Kesho Scott is a fiction writer, memoirist, essayist and cultural critic with a B.A. in Sociology from Wayne State University, an M.A. in Sociology from the University of Detroit, and a Ph.D. in American Studies from the University of Iowa. Her book Tight Spaces, a collection of autobiographical stories she co-authored with Cherry Muhanji and Egyirba High, won the American Book Award in 1988, has been translated into Italian and Arabic, and has gone into several printings. She has also written The Habit of Surviving: Black Women Strategies for Life (Rutgers University Press, 1991) and Twenty Years of Unlearning Racism: which is due out in 2007. She is also at work on two other works: Autobiographical story of Scott's political and personal memoir of life and love in Ghana in the 1970s and Biographical Stories of African-American Men's Habit of Survival, 2008. Kesho has also lectured and toured extensively across the country and abroad, and has made appearances on the Oprah Winfrey and Sonya Live shows, as well as C-Span. She is past Chair and Associate Professor in Grinnell's American Studies department. Scott won a State Department Fulbright to Ethiopia in 2001-2002.

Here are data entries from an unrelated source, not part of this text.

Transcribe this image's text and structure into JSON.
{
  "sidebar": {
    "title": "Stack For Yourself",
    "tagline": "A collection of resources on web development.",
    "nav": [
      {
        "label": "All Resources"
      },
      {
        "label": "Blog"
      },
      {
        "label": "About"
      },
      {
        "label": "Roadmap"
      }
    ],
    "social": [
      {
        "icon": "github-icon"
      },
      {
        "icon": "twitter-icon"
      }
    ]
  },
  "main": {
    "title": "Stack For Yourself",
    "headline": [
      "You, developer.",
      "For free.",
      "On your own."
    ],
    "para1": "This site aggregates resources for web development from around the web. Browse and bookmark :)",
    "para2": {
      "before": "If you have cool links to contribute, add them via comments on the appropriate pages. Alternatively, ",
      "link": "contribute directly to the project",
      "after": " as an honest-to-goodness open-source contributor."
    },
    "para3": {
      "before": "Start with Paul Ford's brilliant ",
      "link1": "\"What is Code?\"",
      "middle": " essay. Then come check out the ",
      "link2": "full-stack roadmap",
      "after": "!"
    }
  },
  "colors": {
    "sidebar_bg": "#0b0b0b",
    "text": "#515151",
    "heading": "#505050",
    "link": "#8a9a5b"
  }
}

The Grinnell Review
The Grinnell Review is the college's mainstream journal of art and literature. In addition to publishing once a semester, The Review sponsors periodic van runs to Iowa City for fiction and poetry readings sponsored there by the University of Iowa's Writers' Workshop and Prairie Lights bookstore.
We have uploaded the fortieth volume of the Review :
Writers@Grinnell, the English department’s reading series, brings to campus writers of all kinds: poets, novelists, memoirists, essayists, radio essayists, columnists, graphic memoirists, playwrights, and short story writers. Believing language to be a dynamic and communal medium, we give its crafted versions the attention they deserve, and we take seriously the importance of diverse perspectives. Recent visitors include African-American and Latino writers, international writers, LGBT writers, blind and deaf writers, bi-polar writers, and writers with mobility impairments. Through the generous support of an anonymous donor, every year we host a distinguished author reading and an interdisciplinary creative writing event. The program is directed by Ralph Savarese Professor of English.
Teachers of Recent Short Courses
These writers have taught and will be teaching short courses in creative writing at Grinnell:
Fall 2013, Jeff Porter; Radio Days: New Media Writing and the Art of Sound.
Fall 2012, Jeff Porter; Radio Days: New Media Writing and the Art of Sound, Saugata Bhaduri; From Theory to Post-Theory and Sam Tanenhaus; The Writer in the World.
Spring 2013, Gandhi: Yogi, Hero or Activist?; Dobe/Kapila.
Spring 2012, advanced fiction: novelist Kevin Brockmeier, winner of the O. Henry Award and National Endowment for the Arts fellow.
Fall 2011, non-fiction writer Jeff Porter.
Spring 2010, novelist Paul Harding, winner of the Pulitzer Prize.
Fall 2008, poet and non-fiction writer Steve Kuusisto.
Spring 2008, poet and non-fiction writer Steve Kuusisto.
Fall 2007, poet Tessa Rumsey, winner of the Barnard Women Poets Prize.
Spring 2006, poet Emily Wilson, National Endowment for the Arts Fellow.
Fall 2005, novelist Kevin Brockmeier.
Spring 2005, novelist James Hynes.
Spring 2003, poet Cole Swensen.